## Given data:
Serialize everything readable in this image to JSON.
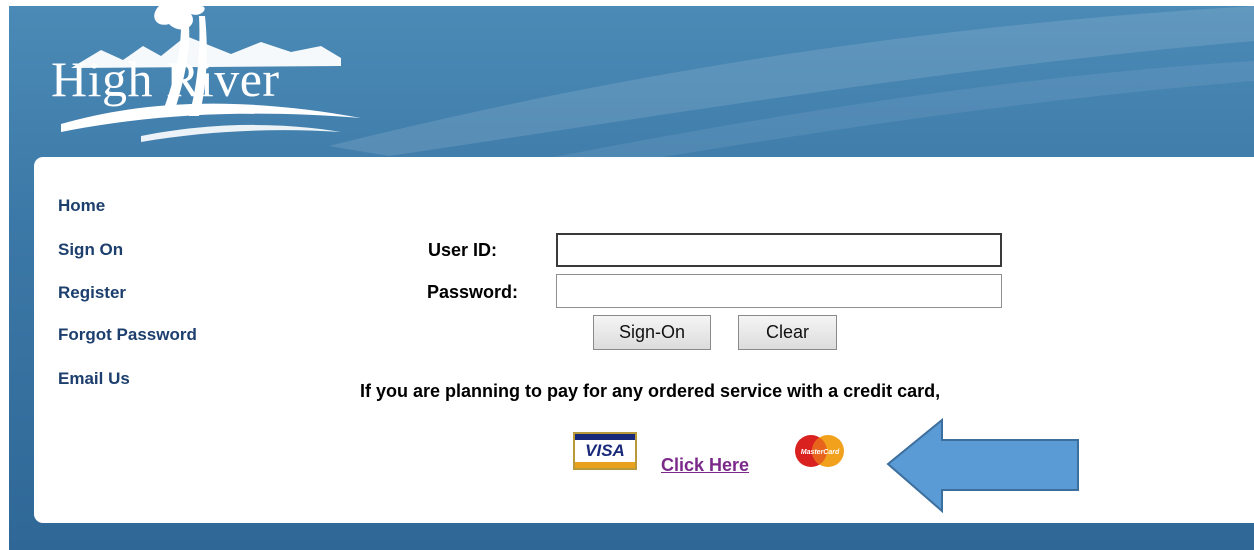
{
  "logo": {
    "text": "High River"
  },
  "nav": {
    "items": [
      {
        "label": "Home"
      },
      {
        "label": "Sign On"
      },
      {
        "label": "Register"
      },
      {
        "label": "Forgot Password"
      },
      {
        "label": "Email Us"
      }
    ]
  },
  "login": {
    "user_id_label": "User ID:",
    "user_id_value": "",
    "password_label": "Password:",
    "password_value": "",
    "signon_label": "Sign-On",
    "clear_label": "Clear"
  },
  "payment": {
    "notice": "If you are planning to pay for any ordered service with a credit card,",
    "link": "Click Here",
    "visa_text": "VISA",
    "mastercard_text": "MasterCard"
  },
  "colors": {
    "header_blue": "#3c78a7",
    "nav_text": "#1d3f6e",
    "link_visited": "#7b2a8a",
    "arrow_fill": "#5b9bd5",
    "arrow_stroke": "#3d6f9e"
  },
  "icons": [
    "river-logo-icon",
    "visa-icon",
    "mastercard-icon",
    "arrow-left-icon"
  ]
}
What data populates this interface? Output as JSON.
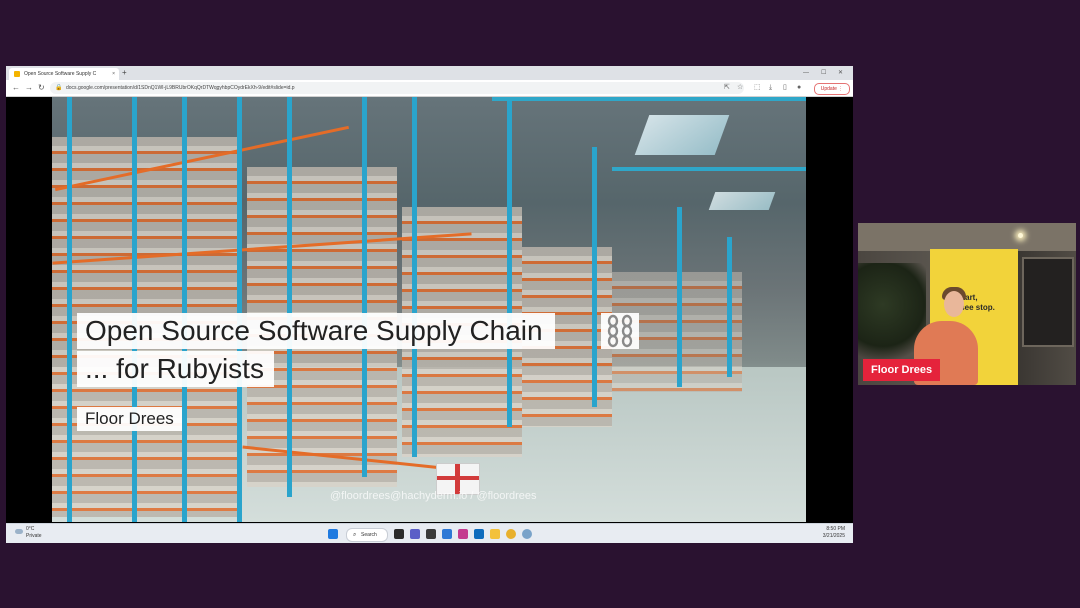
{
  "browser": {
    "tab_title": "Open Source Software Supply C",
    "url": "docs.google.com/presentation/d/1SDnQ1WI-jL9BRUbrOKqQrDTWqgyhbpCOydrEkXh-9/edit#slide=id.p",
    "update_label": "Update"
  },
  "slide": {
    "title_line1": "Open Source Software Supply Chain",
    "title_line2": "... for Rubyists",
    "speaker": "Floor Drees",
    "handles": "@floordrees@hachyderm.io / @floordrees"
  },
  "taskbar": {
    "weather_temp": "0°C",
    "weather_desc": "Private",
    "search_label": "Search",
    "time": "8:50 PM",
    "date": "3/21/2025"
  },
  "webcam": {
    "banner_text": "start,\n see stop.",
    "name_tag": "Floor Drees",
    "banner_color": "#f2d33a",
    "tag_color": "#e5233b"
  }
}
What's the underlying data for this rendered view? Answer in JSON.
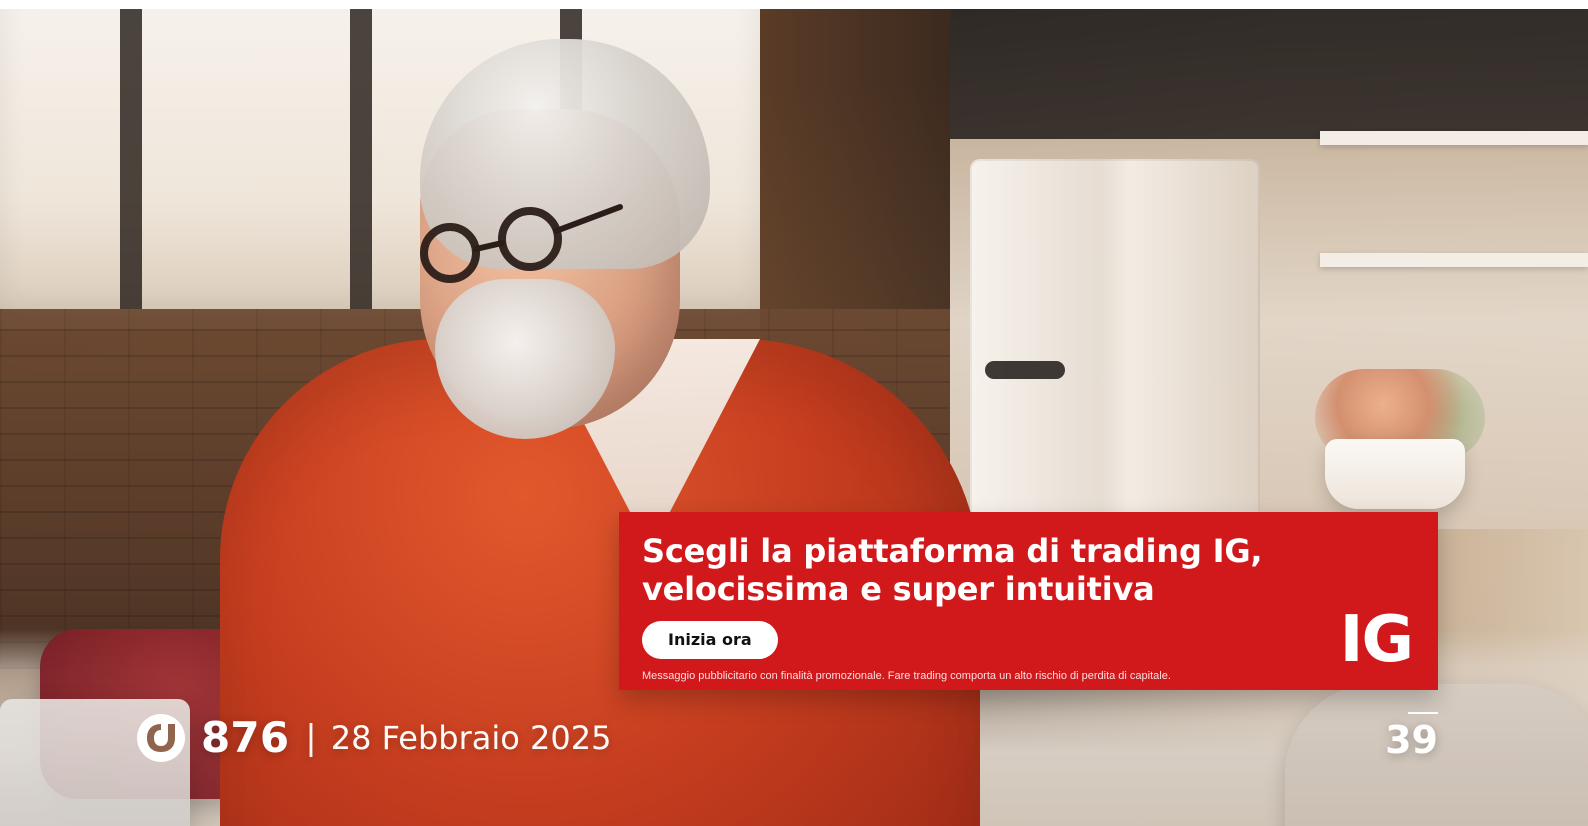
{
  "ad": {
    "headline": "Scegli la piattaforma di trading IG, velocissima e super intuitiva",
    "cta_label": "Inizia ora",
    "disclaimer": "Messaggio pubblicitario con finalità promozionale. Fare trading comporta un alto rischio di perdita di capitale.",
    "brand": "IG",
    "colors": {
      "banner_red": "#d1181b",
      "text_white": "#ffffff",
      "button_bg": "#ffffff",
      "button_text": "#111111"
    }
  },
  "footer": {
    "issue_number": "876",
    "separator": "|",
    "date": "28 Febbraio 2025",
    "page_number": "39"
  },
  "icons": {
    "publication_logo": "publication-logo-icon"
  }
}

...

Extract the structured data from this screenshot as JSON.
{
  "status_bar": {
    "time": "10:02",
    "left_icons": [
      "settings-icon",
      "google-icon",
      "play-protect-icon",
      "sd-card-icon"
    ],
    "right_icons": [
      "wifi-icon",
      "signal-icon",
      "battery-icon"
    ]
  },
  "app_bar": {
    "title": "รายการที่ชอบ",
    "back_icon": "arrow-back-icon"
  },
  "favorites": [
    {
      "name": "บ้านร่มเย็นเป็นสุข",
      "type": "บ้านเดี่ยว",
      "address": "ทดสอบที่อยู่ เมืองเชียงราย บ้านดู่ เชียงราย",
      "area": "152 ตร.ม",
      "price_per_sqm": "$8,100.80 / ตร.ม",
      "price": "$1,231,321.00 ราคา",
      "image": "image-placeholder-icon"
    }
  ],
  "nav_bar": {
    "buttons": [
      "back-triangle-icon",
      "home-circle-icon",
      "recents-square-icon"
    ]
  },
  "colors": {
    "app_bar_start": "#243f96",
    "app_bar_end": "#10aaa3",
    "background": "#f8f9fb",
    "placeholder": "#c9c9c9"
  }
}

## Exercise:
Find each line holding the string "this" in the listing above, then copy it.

## Response below:
Serialize everything readable in this image to JSON.
What data populates this interface? Output as JSON.
What's the underlying data for this rendered view? Answer in JSON.
Extract the structured data from this screenshot as JSON.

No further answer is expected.